This rough transcript provides a text alternative to audio. We apologize for occasional errors and unintelligible sections (which are marked with ???).
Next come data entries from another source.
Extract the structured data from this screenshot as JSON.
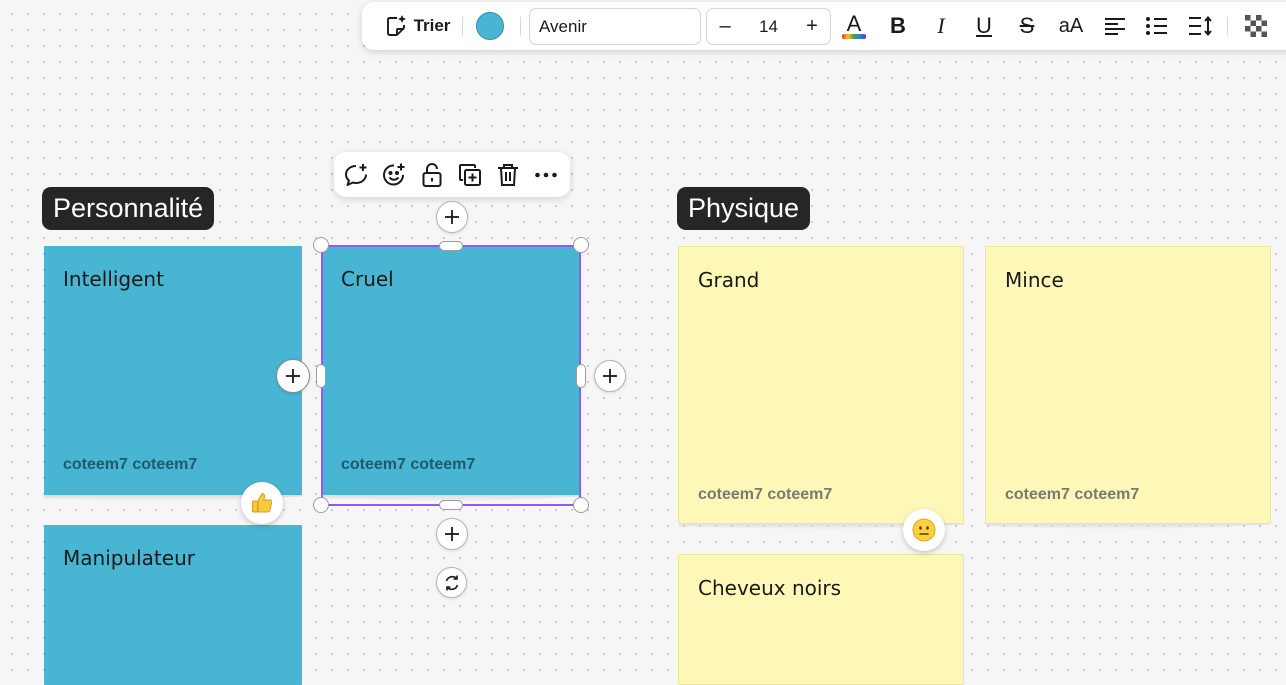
{
  "toolbar": {
    "sort_label": "Trier",
    "note_color": "#48b5d2",
    "font": "Avenir",
    "font_size": "14",
    "minus": "–",
    "plus": "+",
    "text_color_glyph": "A",
    "bold_glyph": "B",
    "italic_glyph": "I",
    "underline_glyph": "U",
    "strike_glyph": "S",
    "case_glyph": "aA",
    "icons": [
      "sort-sparkle-icon",
      "text-color-icon",
      "bold-icon",
      "italic-icon",
      "underline-icon",
      "strikethrough-icon",
      "text-case-icon",
      "align-left-icon",
      "bullet-list-icon",
      "line-spacing-icon",
      "opacity-icon"
    ]
  },
  "floating_toolbar": {
    "icons": [
      "add-comment-icon",
      "add-reaction-icon",
      "lock-icon",
      "duplicate-icon",
      "delete-icon",
      "more-icon"
    ]
  },
  "frames": [
    {
      "label": "Personnalité",
      "color": "#48b5d2",
      "notes": [
        {
          "text": "Intelligent",
          "author": "coteem7 coteem7"
        },
        {
          "text": "Cruel",
          "author": "coteem7 coteem7"
        },
        {
          "text": "Manipulateur",
          "author": ""
        }
      ]
    },
    {
      "label": "Physique",
      "color": "#fdf8b8",
      "notes": [
        {
          "text": "Grand",
          "author": "coteem7 coteem7"
        },
        {
          "text": "Mince",
          "author": "coteem7 coteem7"
        },
        {
          "text": "Cheveux noirs",
          "author": ""
        }
      ]
    }
  ],
  "reactions": [
    "thumbs-up-emoji",
    "neutral-face-emoji"
  ]
}
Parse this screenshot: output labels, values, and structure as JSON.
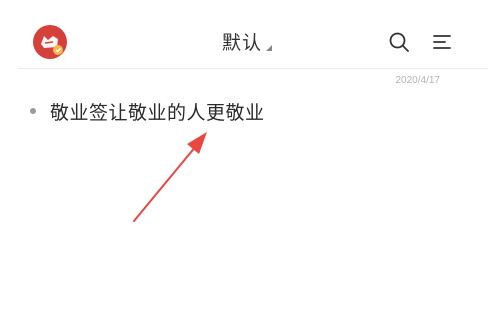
{
  "header": {
    "title": "默认",
    "avatar_icon": "red-cat-badge-icon",
    "search_icon": "search-icon",
    "menu_icon": "menu-icon"
  },
  "note": {
    "date": "2020/4/17",
    "text": "敬业签让敬业的人更敬业"
  },
  "colors": {
    "accent": "#d6403a",
    "arrow": "#e8483f",
    "text": "#2b2b2b",
    "muted": "#b3b3b3"
  }
}
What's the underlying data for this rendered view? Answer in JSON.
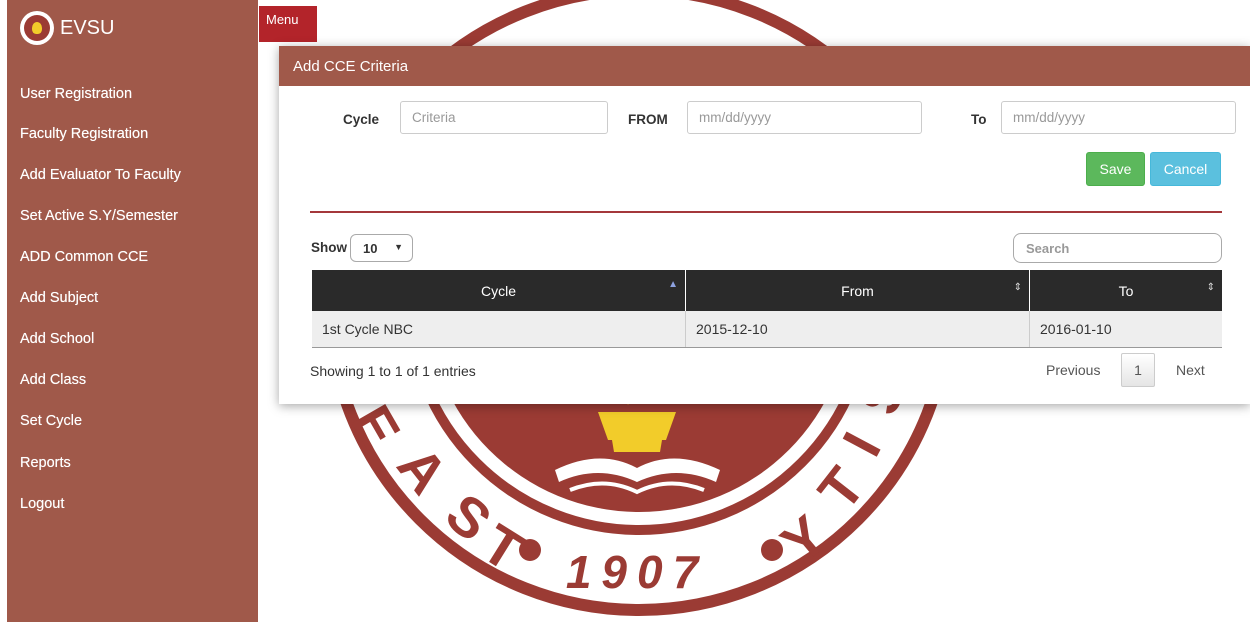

Accountability is crucial to the moral health of a community; in other words, what you can't do is pretend or deny, so at the heart, for example in my book, it is to call forth that truth-telling is absolute. You need to disclose enough about the past so that you don't hide the past. And there are a number of ways that you can do this, and the truth commission is one of them. What's crucial, though, is not to empower some three people in the abstract, say some three international commissioners as was the case in El Salvador, or to have as in Peru some sort of a commission. If you're going to do it, what you're going to what to do is develop a shared discourse, and I think South Africa did it right. You have a law passed by the Parliament, and then it becomes a very open very open hearings The trials in Argentina were very open, the truth commission was a presidential appointed commission that did it secretly. There are some good things about the Argentinean truth commission, some good things about the Chilean truth commission, but the South Africans did it much better in the sense that it was an all-encompassing process, that when completed allowed the entire South African community to say, "Yeah, these things happened, partially, and in some cases maybe completely." And there is the second part of acknowledgement, some level of official acknowledgment that some of these things happened. I think in Chile, there was a very special moment after the truth commission report came out, when President Aylwin went on television and repented and apologized on behalf of the state for the crimes committed beforehand that had been made public by the truth commission. It was a very special moment symbolically, and he went to the national stadium, in a ceremonial way, which is where 40,000 people had been detained after the coup in '73. So I think these symbolic acts are really crucial to disclose truth, to acknowledge truth and then somehow, in a miraculous way, if you can move forward from that to make remembrance redemptive, the great challenge is to look back, do truth-telling and then to make that a redemptive, healing moment.